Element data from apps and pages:
=-=-=-=-=
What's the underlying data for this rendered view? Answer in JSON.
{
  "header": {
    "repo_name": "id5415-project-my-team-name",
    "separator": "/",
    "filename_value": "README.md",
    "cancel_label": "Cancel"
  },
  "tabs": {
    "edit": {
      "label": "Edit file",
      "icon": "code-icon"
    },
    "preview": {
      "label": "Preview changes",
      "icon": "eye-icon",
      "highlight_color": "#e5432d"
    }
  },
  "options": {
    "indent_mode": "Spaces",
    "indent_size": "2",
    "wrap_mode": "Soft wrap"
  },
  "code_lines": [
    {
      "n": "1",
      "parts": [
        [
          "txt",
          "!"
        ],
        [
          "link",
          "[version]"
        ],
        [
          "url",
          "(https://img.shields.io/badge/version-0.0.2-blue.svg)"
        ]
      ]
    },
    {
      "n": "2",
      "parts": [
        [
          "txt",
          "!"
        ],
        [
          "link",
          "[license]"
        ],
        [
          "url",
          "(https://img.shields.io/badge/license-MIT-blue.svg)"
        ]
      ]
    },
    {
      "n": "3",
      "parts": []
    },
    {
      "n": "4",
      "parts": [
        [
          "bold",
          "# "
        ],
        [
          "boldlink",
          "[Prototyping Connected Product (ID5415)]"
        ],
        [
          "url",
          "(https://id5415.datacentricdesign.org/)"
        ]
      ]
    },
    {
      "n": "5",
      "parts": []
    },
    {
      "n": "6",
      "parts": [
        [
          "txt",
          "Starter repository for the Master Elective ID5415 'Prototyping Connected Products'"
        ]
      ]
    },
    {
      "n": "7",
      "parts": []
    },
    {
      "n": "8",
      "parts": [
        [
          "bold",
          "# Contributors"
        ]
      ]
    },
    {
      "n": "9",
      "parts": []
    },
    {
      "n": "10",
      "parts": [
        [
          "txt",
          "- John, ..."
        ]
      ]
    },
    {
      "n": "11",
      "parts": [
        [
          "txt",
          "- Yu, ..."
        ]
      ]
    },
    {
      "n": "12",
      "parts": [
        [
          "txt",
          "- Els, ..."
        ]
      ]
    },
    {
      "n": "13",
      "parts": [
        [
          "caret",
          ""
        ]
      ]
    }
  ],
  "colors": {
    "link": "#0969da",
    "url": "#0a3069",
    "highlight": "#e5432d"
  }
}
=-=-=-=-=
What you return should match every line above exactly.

What's the underlying data for this rendered view? Answer in JSON.
{
  "header": {
    "repo_name": "id5415-project-my-team-name",
    "separator": "/",
    "filename_value": "README.md",
    "cancel_label": "Cancel"
  },
  "tabs": {
    "edit": {
      "label": "Edit file",
      "icon": "code-icon"
    },
    "preview": {
      "label": "Preview changes",
      "icon": "eye-icon",
      "highlight_color": "#e5432d"
    }
  },
  "options": {
    "indent_mode": "Spaces",
    "indent_size": "2",
    "wrap_mode": "Soft wrap"
  },
  "code_lines": [
    {
      "n": "1",
      "parts": [
        [
          "txt",
          "!"
        ],
        [
          "link",
          "[version]"
        ],
        [
          "url",
          "(https://img.shields.io/badge/version-0.0.2-blue.svg)"
        ]
      ]
    },
    {
      "n": "2",
      "parts": [
        [
          "txt",
          "!"
        ],
        [
          "link",
          "[license]"
        ],
        [
          "url",
          "(https://img.shields.io/badge/license-MIT-blue.svg)"
        ]
      ]
    },
    {
      "n": "3",
      "parts": []
    },
    {
      "n": "4",
      "parts": [
        [
          "bold",
          "# "
        ],
        [
          "boldlink",
          "[Prototyping Connected Product (ID5415)]"
        ],
        [
          "url",
          "(https://id5415.datacentricdesign.org/)"
        ]
      ]
    },
    {
      "n": "5",
      "parts": []
    },
    {
      "n": "6",
      "parts": [
        [
          "txt",
          "Starter repository for the Master Elective ID5415 'Prototyping Connected Products'"
        ]
      ]
    },
    {
      "n": "7",
      "parts": []
    },
    {
      "n": "8",
      "parts": [
        [
          "bold",
          "# Contributors"
        ]
      ]
    },
    {
      "n": "9",
      "parts": []
    },
    {
      "n": "10",
      "parts": [
        [
          "txt",
          "- John, ..."
        ]
      ]
    },
    {
      "n": "11",
      "parts": [
        [
          "txt",
          "- Yu, ..."
        ]
      ]
    },
    {
      "n": "12",
      "parts": [
        [
          "txt",
          "- Els, ..."
        ]
      ]
    },
    {
      "n": "13",
      "parts": [
        [
          "caret",
          ""
        ]
      ]
    }
  ],
  "colors": {
    "link": "#0969da",
    "url": "#0a3069",
    "highlight": "#e5432d"
  }
}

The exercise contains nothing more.